My platform has been based on a rejuvenated city that will be pleasing to the senses. A city that looks beautiful will attract people and business. Making that ideal a priority is exactly why I'm running for Mayor. Hamilton needs a new image. My term as mayor will concentrate on bringing the arts and entertainment world to our community. I envision a major film festival,studios in our brownfields, a vibrant clean downtown, a major theme park somewhere on our waterfront and a state of the art Pan American stadium at confederation park. I would like to have a consensus on bringing a casino to Hamilton ,if the people want it, why not. Tourism is big business that our community is missing out on. It's time for a change.
Speziale, Gino Yes My first critical priority as Mayor will be to ensure that the standard of living for "ALL" seniors across Hamilton and Region are elevated over and beyond the national standard.

Adequate living space and all furnishings, abundance of food and drink and any activities our seniors wish to engage in will be accommodated.
As Mayor I WILL use all my convictions and courage to confront the Federal and Provincial Governments and ensure that the taxes portion of our seniors electric and natural gas bills WILL be removed.

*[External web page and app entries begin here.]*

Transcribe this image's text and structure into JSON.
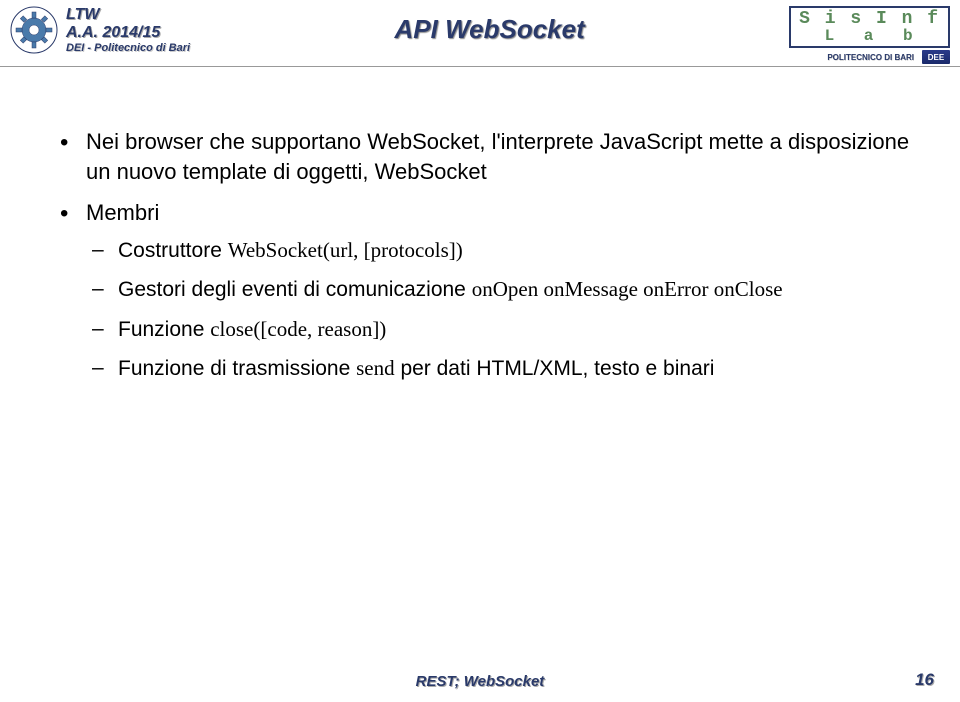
{
  "header": {
    "left": {
      "line1": "LTW",
      "line2": "A.A. 2014/15",
      "line3": "DEI - Politecnico di Bari"
    },
    "title": "API WebSocket",
    "right": {
      "sisinf_top": "S i s I n f",
      "sisinf_bottom": "L a b",
      "poli": "POLITECNICO DI BARI",
      "dee": "DEE"
    }
  },
  "content": {
    "bullets": [
      {
        "text": "Nei browser che supportano WebSocket, l'interprete JavaScript mette a disposizione un nuovo template di oggetti, WebSocket"
      },
      {
        "text": "Membri",
        "subs": [
          {
            "prefix": "Costruttore ",
            "code": "WebSocket(url, [protocols])"
          },
          {
            "prefix": "Gestori degli eventi di comunicazione ",
            "code": "onOpen  onMessage onError onClose"
          },
          {
            "prefix": "Funzione ",
            "code": "close([code, reason])"
          },
          {
            "prefix": "Funzione di trasmissione ",
            "code": "send",
            "suffix": " per dati HTML/XML, testo e binari"
          }
        ]
      }
    ]
  },
  "footer": {
    "title": "REST; WebSocket",
    "page": "16"
  }
}
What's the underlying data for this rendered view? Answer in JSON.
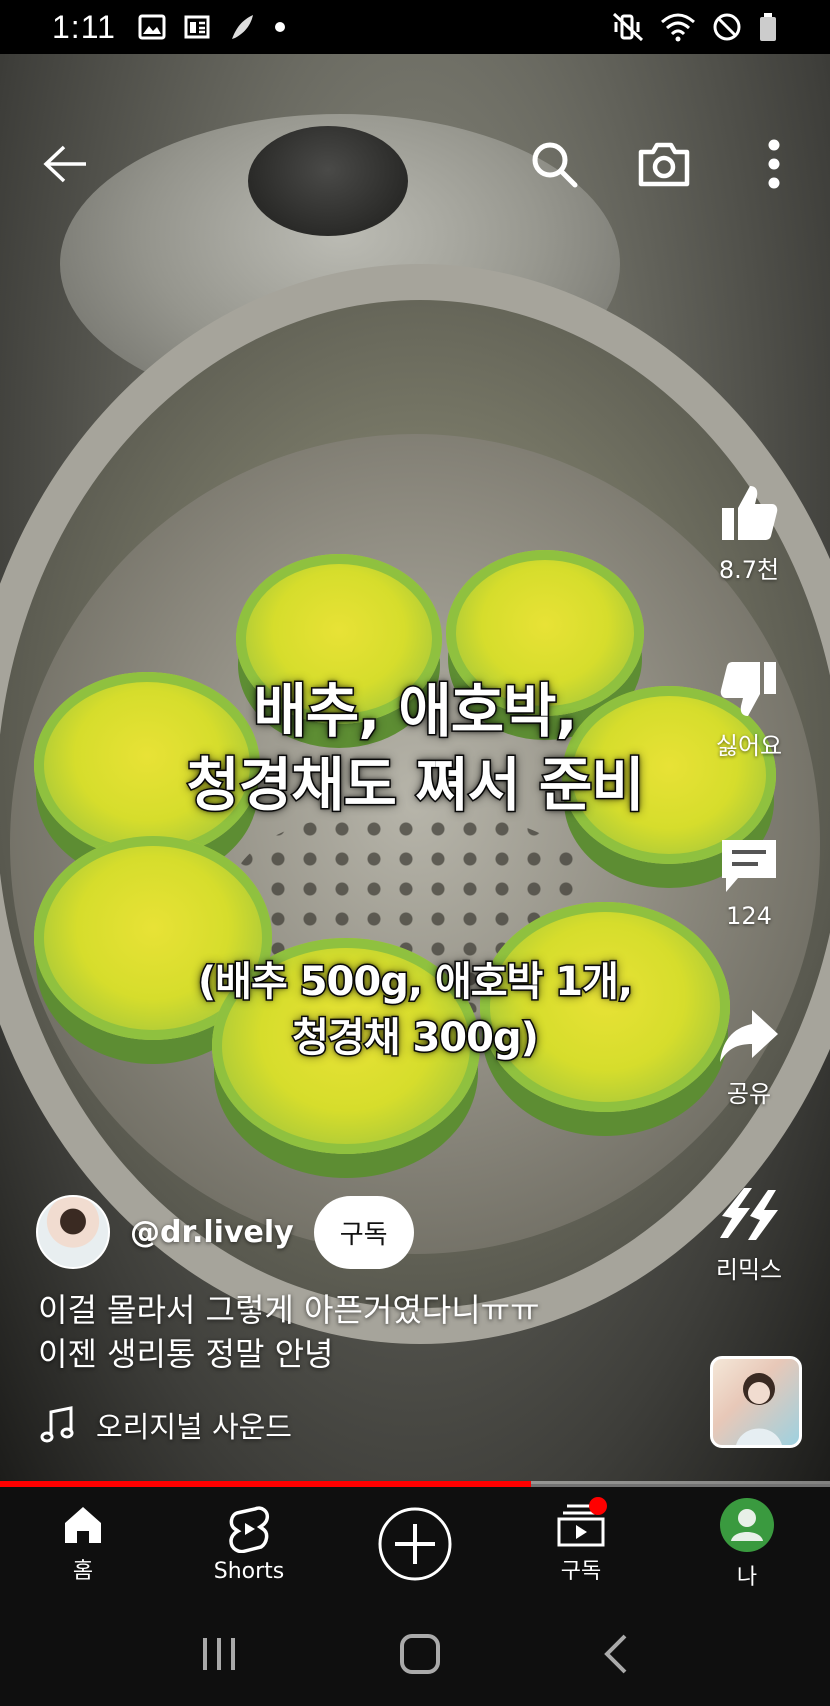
{
  "status_bar": {
    "time": "1:11",
    "left_icons": [
      "image-icon",
      "news-icon",
      "feather-icon",
      "dot-icon"
    ],
    "right_icons": [
      "mute-vibrate-icon",
      "wifi-icon",
      "do-not-disturb-icon",
      "battery-icon"
    ]
  },
  "top_bar": {
    "icons": [
      "back-arrow-icon",
      "search-icon",
      "camera-icon",
      "more-vert-icon"
    ]
  },
  "video": {
    "overlay_title_line1": "배추, 애호박,",
    "overlay_title_line2": "청경채도 쪄서 준비",
    "overlay_sub_line1": "(배추 500g, 애호박 1개,",
    "overlay_sub_line2": "청경채 300g)"
  },
  "rail": {
    "like_count": "8.7천",
    "dislike_label": "싫어요",
    "comment_count": "124",
    "share_label": "공유",
    "remix_label": "리믹스"
  },
  "channel": {
    "handle": "@dr.lively",
    "subscribe_label": "구독"
  },
  "caption": {
    "line1": "이걸 몰라서 그렇게 아픈거였다니ㅠㅠ",
    "line2": "이젠 생리통 정말 안녕"
  },
  "sound": {
    "label": "오리지널 사운드"
  },
  "progress": {
    "played_fraction": 0.64
  },
  "bottom_nav": {
    "home": "홈",
    "shorts": "Shorts",
    "subscriptions": "구독",
    "you": "나"
  },
  "colors": {
    "accent_red": "#ff0000",
    "nav_bg": "#0f0f0f",
    "profile_green": "#3a9a3f"
  }
}
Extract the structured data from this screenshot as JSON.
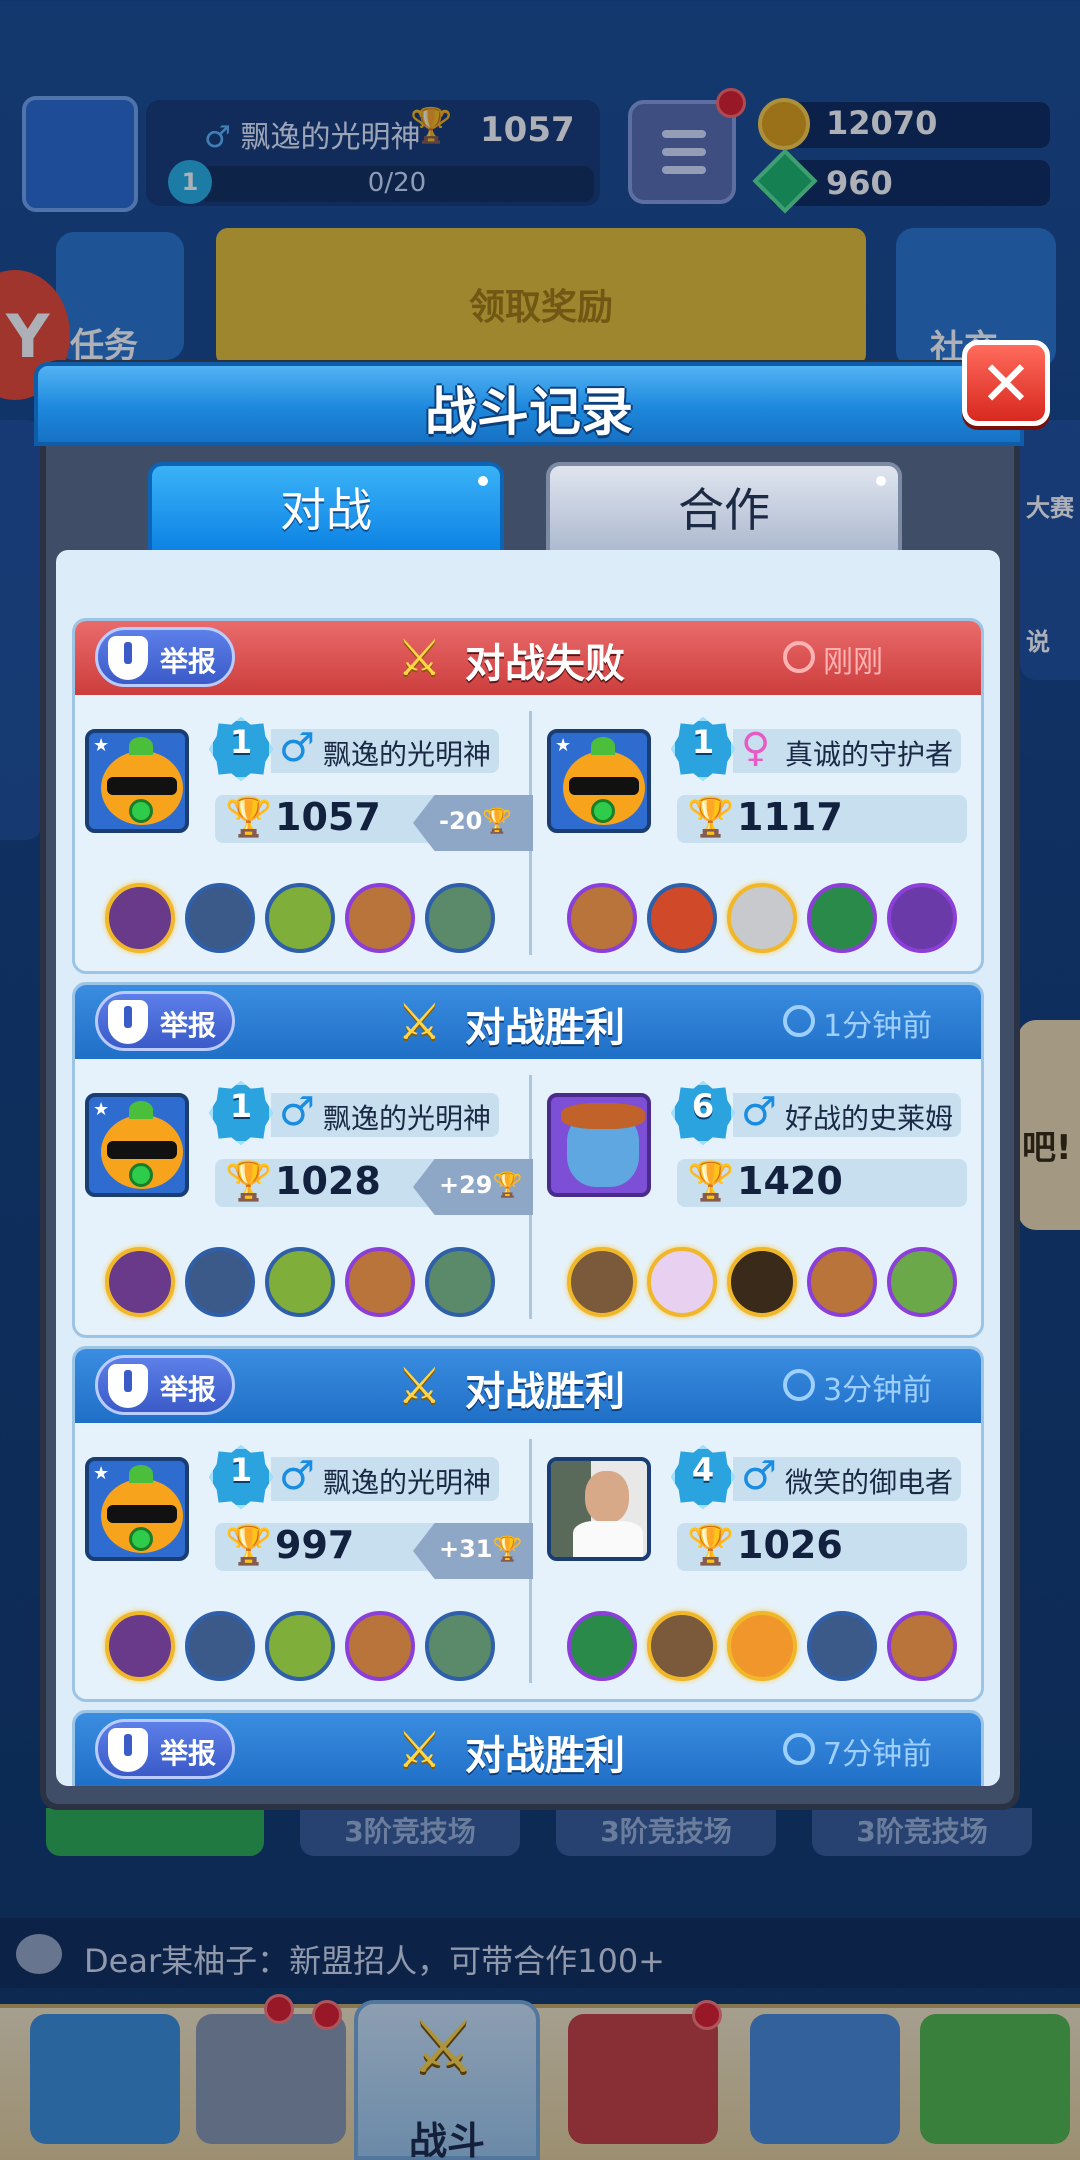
{
  "hud": {
    "player_name": "飘逸的光明神",
    "gender": "♂",
    "trophies": "1057",
    "level": "1",
    "xp": "0/20",
    "coins": "12070",
    "gems": "960"
  },
  "background": {
    "task_label": "任务",
    "reward_label": "领取奖励",
    "social_label": "社交",
    "side_label_1": "大赛",
    "side_label_2": "说",
    "side_right_text": "吧!",
    "footer_buttons": [
      "3阶竞技场",
      "3阶竞技场",
      "3阶竞技场"
    ]
  },
  "chat": {
    "message": "Dear某柚子：新盟招人，可带合作100+"
  },
  "bottom_nav": {
    "active_label": "战斗"
  },
  "modal": {
    "title": "战斗记录",
    "close_glyph": "✕",
    "tabs": [
      {
        "label": "对战",
        "active": true
      },
      {
        "label": "合作",
        "active": false
      }
    ],
    "report_label": "举报",
    "records": [
      {
        "result": "对战失败",
        "type": "loss",
        "time": "刚刚",
        "left": {
          "level": "1",
          "gender": "♂",
          "name": "飘逸的光明神",
          "trophies": "1057",
          "delta": "-20🏆"
        },
        "right": {
          "level": "1",
          "gender": "♀",
          "name": "真诚的守护者",
          "trophies": "1117"
        }
      },
      {
        "result": "对战胜利",
        "type": "win",
        "time": "1分钟前",
        "left": {
          "level": "1",
          "gender": "♂",
          "name": "飘逸的光明神",
          "trophies": "1028",
          "delta": "+29🏆"
        },
        "right": {
          "level": "6",
          "gender": "♂",
          "name": "好战的史莱姆",
          "trophies": "1420"
        }
      },
      {
        "result": "对战胜利",
        "type": "win",
        "time": "3分钟前",
        "left": {
          "level": "1",
          "gender": "♂",
          "name": "飘逸的光明神",
          "trophies": "997",
          "delta": "+31🏆"
        },
        "right": {
          "level": "4",
          "gender": "♂",
          "name": "微笑的御电者",
          "trophies": "1026"
        }
      },
      {
        "result": "对战胜利",
        "type": "win",
        "time": "7分钟前"
      }
    ]
  },
  "colors": {
    "loss_header": "#cc3d3d",
    "win_header": "#1f6fc7",
    "tab_active": "#0d83e4",
    "gold": "#f1b72a"
  }
}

This includes elimination of all expenses incurred for the purpose of travelling within the Region. This includes parking expenses, bus expenses, Darts expenses, taxi expenses (up to 8.00 dollars a day for taxi).

All medical related expenses including prescription drug cost liabilities will be eliminated.

All home repair and maintenance expenses will be eliminated including house cleaning to exterior ground maintenance and all materials needed to achieve these goals.

Social support will be available at any time for any requests by our seniors. From social calls to the seniors home just to talk to chauffeur service for such things as shopping, appointments and general outings all awhile giving companionship and support.

The major negative impact to our seniors living in this lonely, frustrating and claustrophobic condition we call poverty is the psychological mental stress of having the overwhelming feeling of abandonment and being alone with no hope.

In addressing our seniors first will have a positive impact on the "100,000" plus people living in poverty in our Region.

As Mayor I will oversee that all our citizens living within these substandard conditions brought upon by poverty will be given the tools in financial and moral support necessary to be lifted out of this immense hole that has taken your City Government 20 years to dig by shear absents and and without intervention. I will give each and every able body and willing citizen the opportunity to change their lives and get back the dignity and rightful respect that we all deserve. We are all here to help each other and I will make sure that no one is left behind.

The following statistics illustrates the immense failures and absents of convictions and due diligence by this current City council and their predecessors going back at least 20 years and if the same mind sets are elected on October 25 2010 the following numbers and percentages will definitely increase.

Hamilton Poverty Matrix Estimated Number of Seniors Living in Poverty

Total population living on or below the poverty line: 100,000+
Seniors (65+) Living on or below the poverty line: 17, 000+ (17% +)

Our seniors are the pillars and salt of our society. Our generation is the product of our seniors hard work and endless efforts. The phrase "Blood, Sweat and Tears" was coined by our seniors because they lived it. Without these gracious people we would not have the standard of living in which we do and enjoy.
Waxman, Steven Yes Poverty is largely becoming the most evident critical issue. We must work with al levels of government to solve this problem created by downloading and a soft economy. Education can offer encouragement for youth to hopefully break cycles.

Response Summary (top)

Brief ResponseCount% of Total

4 Candidates Have Not Responded (top)

Di Ianni, Larry
Graydon, Edward H.C.
Veri, Victor
Wozny, Mark